Exercise instructions = Should any entry seem unclear, still set it down exactly as given, along with all the others.

(Data for this exercise begins)

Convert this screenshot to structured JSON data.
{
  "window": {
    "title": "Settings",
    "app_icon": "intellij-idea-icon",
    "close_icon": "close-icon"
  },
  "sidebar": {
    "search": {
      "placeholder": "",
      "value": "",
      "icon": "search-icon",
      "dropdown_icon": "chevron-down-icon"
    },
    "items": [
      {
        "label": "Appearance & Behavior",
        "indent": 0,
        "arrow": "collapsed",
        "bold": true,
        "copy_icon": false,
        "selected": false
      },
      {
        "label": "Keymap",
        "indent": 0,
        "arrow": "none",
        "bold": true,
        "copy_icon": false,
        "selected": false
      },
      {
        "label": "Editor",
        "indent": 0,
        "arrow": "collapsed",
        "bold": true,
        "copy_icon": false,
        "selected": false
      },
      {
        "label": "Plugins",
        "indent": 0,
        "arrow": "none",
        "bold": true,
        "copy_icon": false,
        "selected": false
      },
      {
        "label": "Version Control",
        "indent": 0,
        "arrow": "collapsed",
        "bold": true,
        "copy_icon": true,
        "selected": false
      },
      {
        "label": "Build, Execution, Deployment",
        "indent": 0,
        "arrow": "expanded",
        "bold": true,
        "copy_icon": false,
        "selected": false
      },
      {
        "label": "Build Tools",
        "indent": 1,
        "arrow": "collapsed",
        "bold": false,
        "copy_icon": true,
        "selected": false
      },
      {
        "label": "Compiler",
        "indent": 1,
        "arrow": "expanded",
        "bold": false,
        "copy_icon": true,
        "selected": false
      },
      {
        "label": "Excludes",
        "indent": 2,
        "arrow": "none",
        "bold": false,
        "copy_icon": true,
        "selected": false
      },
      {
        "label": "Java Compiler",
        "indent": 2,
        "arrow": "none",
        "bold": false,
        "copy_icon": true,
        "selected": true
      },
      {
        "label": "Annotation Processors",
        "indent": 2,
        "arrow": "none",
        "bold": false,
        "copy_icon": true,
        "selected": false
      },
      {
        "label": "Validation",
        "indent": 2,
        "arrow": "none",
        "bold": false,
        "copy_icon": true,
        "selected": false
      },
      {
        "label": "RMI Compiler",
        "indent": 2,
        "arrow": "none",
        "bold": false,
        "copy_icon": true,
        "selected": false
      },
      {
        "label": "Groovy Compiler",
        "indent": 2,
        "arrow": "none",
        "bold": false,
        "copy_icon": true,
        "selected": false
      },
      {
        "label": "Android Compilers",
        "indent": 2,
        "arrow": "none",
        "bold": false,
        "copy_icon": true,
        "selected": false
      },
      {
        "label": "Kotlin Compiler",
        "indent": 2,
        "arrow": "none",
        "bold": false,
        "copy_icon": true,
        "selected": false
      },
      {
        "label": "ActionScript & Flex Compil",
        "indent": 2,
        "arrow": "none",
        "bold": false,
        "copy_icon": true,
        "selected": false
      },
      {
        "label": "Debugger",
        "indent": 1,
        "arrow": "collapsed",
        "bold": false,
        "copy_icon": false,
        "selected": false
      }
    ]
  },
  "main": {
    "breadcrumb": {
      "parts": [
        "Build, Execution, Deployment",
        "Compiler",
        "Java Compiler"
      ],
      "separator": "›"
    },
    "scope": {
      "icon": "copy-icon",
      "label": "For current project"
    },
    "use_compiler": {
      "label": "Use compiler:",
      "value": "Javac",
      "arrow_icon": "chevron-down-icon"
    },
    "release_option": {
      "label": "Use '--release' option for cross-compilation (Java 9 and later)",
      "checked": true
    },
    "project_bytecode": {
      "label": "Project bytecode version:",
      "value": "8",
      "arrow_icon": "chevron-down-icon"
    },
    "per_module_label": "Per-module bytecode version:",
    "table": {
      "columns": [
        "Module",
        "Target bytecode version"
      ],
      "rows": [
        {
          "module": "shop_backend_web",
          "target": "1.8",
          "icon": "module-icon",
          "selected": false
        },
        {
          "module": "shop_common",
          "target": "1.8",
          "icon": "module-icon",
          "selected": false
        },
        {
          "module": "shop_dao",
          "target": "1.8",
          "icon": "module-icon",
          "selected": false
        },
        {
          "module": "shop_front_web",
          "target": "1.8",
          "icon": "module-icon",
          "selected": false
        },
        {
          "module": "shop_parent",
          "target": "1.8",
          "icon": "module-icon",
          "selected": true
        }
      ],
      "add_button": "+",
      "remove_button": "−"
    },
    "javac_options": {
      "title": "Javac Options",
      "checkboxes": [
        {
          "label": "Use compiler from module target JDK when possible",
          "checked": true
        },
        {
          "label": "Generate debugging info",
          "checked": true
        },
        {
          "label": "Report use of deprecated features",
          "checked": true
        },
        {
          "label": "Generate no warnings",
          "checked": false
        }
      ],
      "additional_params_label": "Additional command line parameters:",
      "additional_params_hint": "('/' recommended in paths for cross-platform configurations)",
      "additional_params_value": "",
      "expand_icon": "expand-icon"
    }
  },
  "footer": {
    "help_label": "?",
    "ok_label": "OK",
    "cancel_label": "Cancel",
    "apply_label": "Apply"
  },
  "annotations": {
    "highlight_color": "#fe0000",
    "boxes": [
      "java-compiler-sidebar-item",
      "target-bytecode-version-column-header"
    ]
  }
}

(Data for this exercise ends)

Reply =
Convert this screenshot to structured JSON data.
{
  "window": {
    "title": "Settings",
    "app_icon": "intellij-idea-icon",
    "close_icon": "close-icon"
  },
  "sidebar": {
    "search": {
      "placeholder": "",
      "value": "",
      "icon": "search-icon",
      "dropdown_icon": "chevron-down-icon"
    },
    "items": [
      {
        "label": "Appearance & Behavior",
        "indent": 0,
        "arrow": "collapsed",
        "bold": true,
        "copy_icon": false,
        "selected": false
      },
      {
        "label": "Keymap",
        "indent": 0,
        "arrow": "none",
        "bold": true,
        "copy_icon": false,
        "selected": false
      },
      {
        "label": "Editor",
        "indent": 0,
        "arrow": "collapsed",
        "bold": true,
        "copy_icon": false,
        "selected": false
      },
      {
        "label": "Plugins",
        "indent": 0,
        "arrow": "none",
        "bold": true,
        "copy_icon": false,
        "selected": false
      },
      {
        "label": "Version Control",
        "indent": 0,
        "arrow": "collapsed",
        "bold": true,
        "copy_icon": true,
        "selected": false
      },
      {
        "label": "Build, Execution, Deployment",
        "indent": 0,
        "arrow": "expanded",
        "bold": true,
        "copy_icon": false,
        "selected": false
      },
      {
        "label": "Build Tools",
        "indent": 1,
        "arrow": "collapsed",
        "bold": false,
        "copy_icon": true,
        "selected": false
      },
      {
        "label": "Compiler",
        "indent": 1,
        "arrow": "expanded",
        "bold": false,
        "copy_icon": true,
        "selected": false
      },
      {
        "label": "Excludes",
        "indent": 2,
        "arrow": "none",
        "bold": false,
        "copy_icon": true,
        "selected": false
      },
      {
        "label": "Java Compiler",
        "indent": 2,
        "arrow": "none",
        "bold": false,
        "copy_icon": true,
        "selected": true
      },
      {
        "label": "Annotation Processors",
        "indent": 2,
        "arrow": "none",
        "bold": false,
        "copy_icon": true,
        "selected": false
      },
      {
        "label": "Validation",
        "indent": 2,
        "arrow": "none",
        "bold": false,
        "copy_icon": true,
        "selected": false
      },
      {
        "label": "RMI Compiler",
        "indent": 2,
        "arrow": "none",
        "bold": false,
        "copy_icon": true,
        "selected": false
      },
      {
        "label": "Groovy Compiler",
        "indent": 2,
        "arrow": "none",
        "bold": false,
        "copy_icon": true,
        "selected": false
      },
      {
        "label": "Android Compilers",
        "indent": 2,
        "arrow": "none",
        "bold": false,
        "copy_icon": true,
        "selected": false
      },
      {
        "label": "Kotlin Compiler",
        "indent": 2,
        "arrow": "none",
        "bold": false,
        "copy_icon": true,
        "selected": false
      },
      {
        "label": "ActionScript & Flex Compil",
        "indent": 2,
        "arrow": "none",
        "bold": false,
        "copy_icon": true,
        "selected": false
      },
      {
        "label": "Debugger",
        "indent": 1,
        "arrow": "collapsed",
        "bold": false,
        "copy_icon": false,
        "selected": false
      }
    ]
  },
  "main": {
    "breadcrumb": {
      "parts": [
        "Build, Execution, Deployment",
        "Compiler",
        "Java Compiler"
      ],
      "separator": "›"
    },
    "scope": {
      "icon": "copy-icon",
      "label": "For current project"
    },
    "use_compiler": {
      "label": "Use compiler:",
      "value": "Javac",
      "arrow_icon": "chevron-down-icon"
    },
    "release_option": {
      "label": "Use '--release' option for cross-compilation (Java 9 and later)",
      "checked": true
    },
    "project_bytecode": {
      "label": "Project bytecode version:",
      "value": "8",
      "arrow_icon": "chevron-down-icon"
    },
    "per_module_label": "Per-module bytecode version:",
    "table": {
      "columns": [
        "Module",
        "Target bytecode version"
      ],
      "rows": [
        {
          "module": "shop_backend_web",
          "target": "1.8",
          "icon": "module-icon",
          "selected": false
        },
        {
          "module": "shop_common",
          "target": "1.8",
          "icon": "module-icon",
          "selected": false
        },
        {
          "module": "shop_dao",
          "target": "1.8",
          "icon": "module-icon",
          "selected": false
        },
        {
          "module": "shop_front_web",
          "target": "1.8",
          "icon": "module-icon",
          "selected": false
        },
        {
          "module": "shop_parent",
          "target": "1.8",
          "icon": "module-icon",
          "selected": true
        }
      ],
      "add_button": "+",
      "remove_button": "−"
    },
    "javac_options": {
      "title": "Javac Options",
      "checkboxes": [
        {
          "label": "Use compiler from module target JDK when possible",
          "checked": true
        },
        {
          "label": "Generate debugging info",
          "checked": true
        },
        {
          "label": "Report use of deprecated features",
          "checked": true
        },
        {
          "label": "Generate no warnings",
          "checked": false
        }
      ],
      "additional_params_label": "Additional command line parameters:",
      "additional_params_hint": "('/' recommended in paths for cross-platform configurations)",
      "additional_params_value": "",
      "expand_icon": "expand-icon"
    }
  },
  "footer": {
    "help_label": "?",
    "ok_label": "OK",
    "cancel_label": "Cancel",
    "apply_label": "Apply"
  },
  "annotations": {
    "highlight_color": "#fe0000",
    "boxes": [
      "java-compiler-sidebar-item",
      "target-bytecode-version-column-header"
    ]
  }
}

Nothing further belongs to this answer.